European Shakespeares and Asia - 31 May 2009
Local/Global Shakespeares: 4th British Shakespeare Association Conference
King's College London & Shakespeare's Globe
11 – 13 September 2009
Seminar: Asian Shakespeares in Europe
From Ariane Mnouchkine's controversial "Orientalised" of Richard II in 1981 to Kenneth Branagh's Japanese-inflected As You Like It in 2006, from Yukio Ninagawa's Kabuki-Macbeth at the Edinburgh Festival in 1985 to Eugenio Barba's and Ong Keng Sen's adaptations of Hamlet with Euro-Asian casts at the Kronborg castle's Hamlet Sommer festival (2006; 2002), and from the Kathakali King Lear at the London Globe in 1999 to David Tse's bilingual King Lear at the RSC Complete Works festival in 2006, there is a rich history of interactions between Shakespeare performance and Asian idioms in Europe.

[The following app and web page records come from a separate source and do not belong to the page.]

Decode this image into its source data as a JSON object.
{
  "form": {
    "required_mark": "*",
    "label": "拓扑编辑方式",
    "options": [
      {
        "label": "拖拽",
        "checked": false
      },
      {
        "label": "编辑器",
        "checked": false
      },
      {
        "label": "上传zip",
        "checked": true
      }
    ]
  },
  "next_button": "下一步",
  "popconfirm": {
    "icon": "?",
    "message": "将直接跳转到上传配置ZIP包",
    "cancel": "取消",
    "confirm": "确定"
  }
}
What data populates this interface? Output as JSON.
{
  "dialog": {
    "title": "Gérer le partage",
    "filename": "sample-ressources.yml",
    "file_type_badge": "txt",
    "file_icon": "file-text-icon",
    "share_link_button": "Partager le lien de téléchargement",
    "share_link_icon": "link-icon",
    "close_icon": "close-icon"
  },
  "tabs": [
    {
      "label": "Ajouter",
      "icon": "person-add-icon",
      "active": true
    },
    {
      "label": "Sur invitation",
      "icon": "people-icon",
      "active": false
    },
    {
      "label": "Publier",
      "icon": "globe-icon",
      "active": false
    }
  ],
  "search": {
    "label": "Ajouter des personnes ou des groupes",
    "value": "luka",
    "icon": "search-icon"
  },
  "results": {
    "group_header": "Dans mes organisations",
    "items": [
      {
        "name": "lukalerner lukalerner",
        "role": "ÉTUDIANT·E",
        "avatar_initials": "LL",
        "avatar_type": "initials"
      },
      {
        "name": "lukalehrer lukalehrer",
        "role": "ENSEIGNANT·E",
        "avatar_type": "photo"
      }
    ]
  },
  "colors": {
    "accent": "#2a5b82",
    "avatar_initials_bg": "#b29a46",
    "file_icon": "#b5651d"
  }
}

The recent influx of people of Asian descent into Great Britain and Western Europe has fuelled cross-cultural blending, imposition, and appropriation. Whether "made in Europe" or "imported from Asia," these performances have compelled Anglo-European audiences to negotiate the unfamiliar and foreign forms of the familiar and "local" canon that is Shakespeare.
Papers on critical issues raised by Asian-themed Shakespearean performance in Europe are invited. What resources are available in critical theory that we might bring to bear on the connections and disjuncture between Asian Shakespeares in Europe and more traditionally-defined national Shakespeares around the world? Papers may address but should not be limited to questions such as: Does watching bilingual or multilingual Shakespeares–through subtitles or surtitles–overcome or reinforce cultural boundaries? Are such encounters with otherness (other Asia, other Shakespeares) legitimising local reading positions or the operation of cultural imperialism?
Please send your proposal to: Alexander Huang (email@example.com). Proposals should be submitted by 31 May 2009.